'A top British soprano shines in a recital that should appeal well beyond her shores. The programme is delightful, and so are the performances' (Gramophone)

'The programme is well chosen, with familiar songs alongside some that have been unjustly neglected. Dawson’s performances are wholly intelligent, nicely phrased and display deep musical understanding: her account of Howells’s King David is particularly mesmerizing. She is most fortunate to have Malcolm Martineau as her accompanist: he is one of the finest currently before the public, and they are rewarded with an excellent, beautifully balanced recording … this recital will give much pleasure' (International Record Review)

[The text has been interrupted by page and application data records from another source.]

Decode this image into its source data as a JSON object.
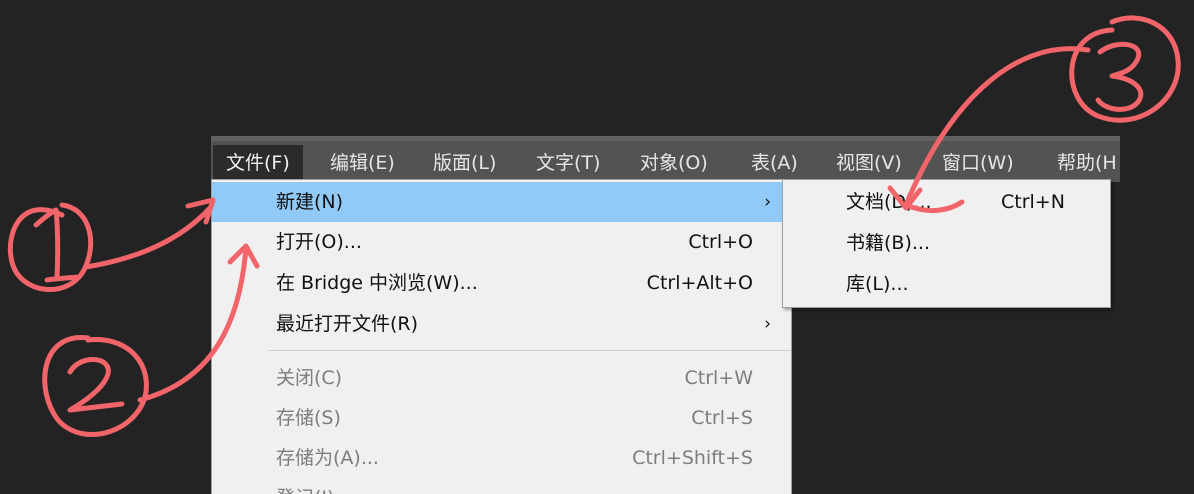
{
  "menubar": {
    "items": [
      {
        "label": "文件(F)"
      },
      {
        "label": "编辑(E)"
      },
      {
        "label": "版面(L)"
      },
      {
        "label": "文字(T)"
      },
      {
        "label": "对象(O)"
      },
      {
        "label": "表(A)"
      },
      {
        "label": "视图(V)"
      },
      {
        "label": "窗口(W)"
      },
      {
        "label": "帮助(H"
      }
    ]
  },
  "file_menu": {
    "items": [
      {
        "label": "新建(N)",
        "shortcut": "",
        "submenu_arrow": "›"
      },
      {
        "label": "打开(O)...",
        "shortcut": "Ctrl+O"
      },
      {
        "label": "在 Bridge 中浏览(W)...",
        "shortcut": "Ctrl+Alt+O"
      },
      {
        "label": "最近打开文件(R)",
        "shortcut": "",
        "submenu_arrow": "›"
      },
      {
        "label": "关闭(C)",
        "shortcut": "Ctrl+W"
      },
      {
        "label": "存储(S)",
        "shortcut": "Ctrl+S"
      },
      {
        "label": "存储为(A)...",
        "shortcut": "Ctrl+Shift+S"
      },
      {
        "label": "登记(I)",
        "shortcut": ""
      }
    ]
  },
  "new_submenu": {
    "items": [
      {
        "label": "文档(D)...",
        "shortcut": "Ctrl+N"
      },
      {
        "label": "书籍(B)...",
        "shortcut": ""
      },
      {
        "label": "库(L)...",
        "shortcut": ""
      }
    ]
  },
  "colors": {
    "background": "#232323",
    "menubar": "#535353",
    "highlight": "#91c9f7",
    "annotation": "#f0646a"
  }
}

'Taken with the unusual repertory and Lynne Dawson’s unusually fine singing, this becomes an easily recommended introduction to the world of English song' (American Record Guide)

'The most delectable recital of English song … a generous sequence of brief, tuneful songs that are totally charming, from Armida's Garden by Parry to Ivor Gurney's rapt setting of John Fletcher' (The Guardian)

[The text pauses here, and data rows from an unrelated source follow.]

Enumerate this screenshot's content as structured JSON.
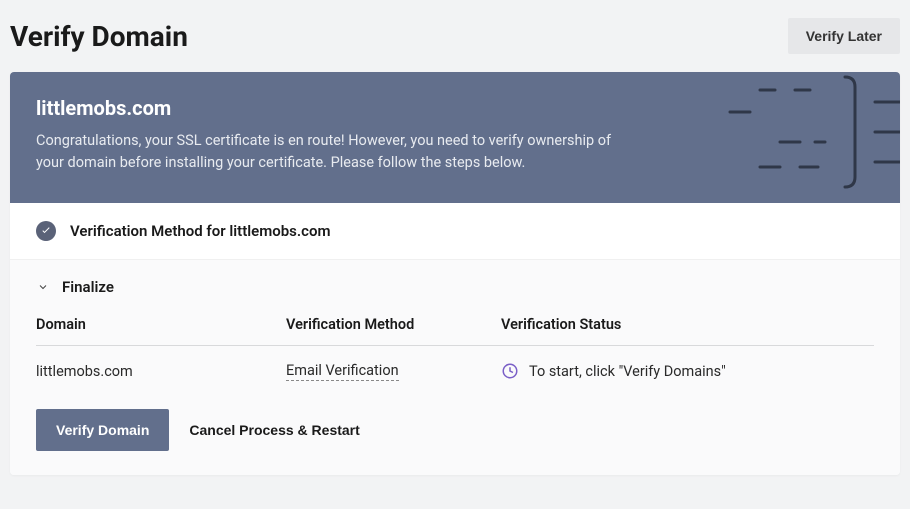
{
  "header": {
    "title": "Verify Domain",
    "verify_later": "Verify Later"
  },
  "banner": {
    "domain": "littlemobs.com",
    "description": "Congratulations, your SSL certificate is en route! However, you need to verify ownership of your domain before installing your certificate. Please follow the steps below."
  },
  "verification": {
    "method_label": "Verification Method for littlemobs.com"
  },
  "finalize": {
    "title": "Finalize",
    "columns": {
      "domain": "Domain",
      "method": "Verification Method",
      "status": "Verification Status"
    },
    "row": {
      "domain": "littlemobs.com",
      "method": "Email Verification",
      "status": "To start, click \"Verify Domains\""
    },
    "actions": {
      "verify": "Verify Domain",
      "cancel": "Cancel Process & Restart"
    }
  }
}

'A rare and rich recital … the real joy of this recital is to hear Dawson's soprano thrilling to the expressive flexibility of her own language, particularly where the glorification of the voice is fused with linguistic excitement' (The Times)

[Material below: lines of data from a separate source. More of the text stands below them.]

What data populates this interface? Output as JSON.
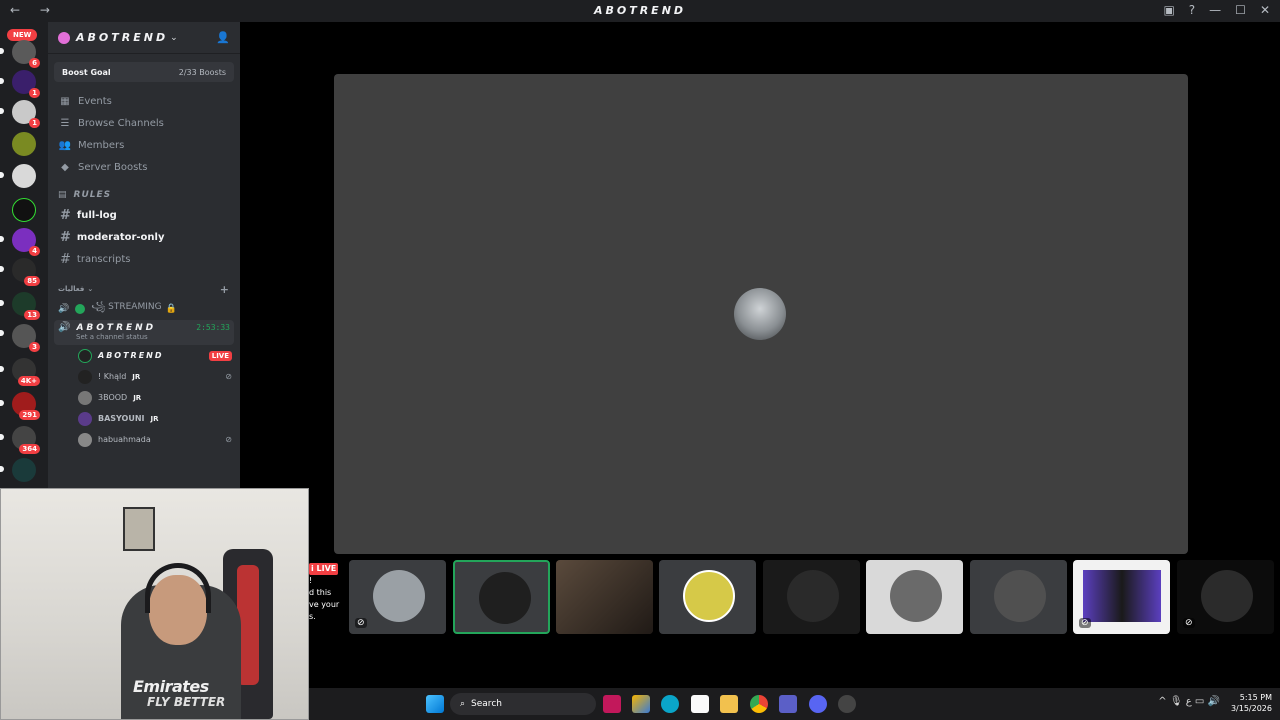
{
  "window": {
    "title": "ABOTREND",
    "nav": "← →",
    "controls": [
      "▣",
      "?",
      "—",
      "☐",
      "✕"
    ]
  },
  "guilds": {
    "new_label": "NEW",
    "items": [
      {
        "badge": "6"
      },
      {
        "badge": "1"
      },
      {
        "badge": "1"
      },
      {
        "badge": ""
      },
      {
        "badge": ""
      },
      {
        "badge": ""
      },
      {
        "badge": "4"
      },
      {
        "badge": "85"
      },
      {
        "badge": "13"
      },
      {
        "badge": "3"
      },
      {
        "badge": "4K+"
      },
      {
        "badge": "291"
      },
      {
        "badge": "364"
      },
      {
        "badge": ""
      }
    ]
  },
  "server": {
    "name": "ABOTREND",
    "boost_goal_label": "Boost Goal",
    "boost_count": "2/33 Boosts",
    "menu": [
      {
        "label": "Events",
        "icon": "calendar-icon"
      },
      {
        "label": "Browse Channels",
        "icon": "browse-icon"
      },
      {
        "label": "Members",
        "icon": "members-icon"
      },
      {
        "label": "Server Boosts",
        "icon": "boost-icon"
      }
    ],
    "category_rules": "RULES",
    "channels": [
      {
        "label": "full-log",
        "unread": true
      },
      {
        "label": "moderator-only",
        "unread": true
      },
      {
        "label": "transcripts",
        "unread": false
      }
    ],
    "category_voice": "فعاليات",
    "voice_streaming": "꧁ STREAMING",
    "voice_active": "ABOTREND",
    "voice_timer": "2:53:33",
    "channel_status": "Set a channel status",
    "users": [
      {
        "name": "ABOTREND",
        "live": "LIVE"
      },
      {
        "name": "! Khąld",
        "tag": "JR"
      },
      {
        "name": "3BOOD",
        "tag": "JR"
      },
      {
        "name": "BASYOUNI",
        "tag": "JR"
      },
      {
        "name": "habuahmada",
        "tag": ""
      }
    ]
  },
  "chat_peek": [
    "i LIVE",
    "!",
    "d this",
    "ve your",
    "s."
  ],
  "webcam": {
    "jersey_line1": "Emirates",
    "jersey_line2": "FLY BETTER"
  },
  "taskbar": {
    "search_placeholder": "Search",
    "time": "5:15 PM",
    "date": "3/15/2026",
    "lang": "ع"
  }
}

'What a treat it is to hear [Dawson] singing English so expressively … Nothing is lovelier than her haunting unaccompanied singing of Vaughan Williams' (The Sunday Times)

'The really marvellous thing about the singing is that it captures a bubbly, warm, human individuality – a kind of vocal English rose' (Manchester Evening News)
The Compleat Virtuoso (Op 366) was ‘dedicated to Stanford‘s friends, the great violinists of Europe’. ‘This plagiarism’, Stanford added, ‘is almost too obvious; “it ceases to be plagiarism and becomes quotation”. A very little investigation revealed the fact that this work is really a composition by the famous Max van Beetelssohn’. This amusing miniature quotes freely from the concertos of Mendelssohn, Beethoven, and Bruch, works which Stanford conducted on many occasions with numerous virtuosi, though one suspects that Joachim was the principal dedicatee.

from notes by Jeremy Dibble 2001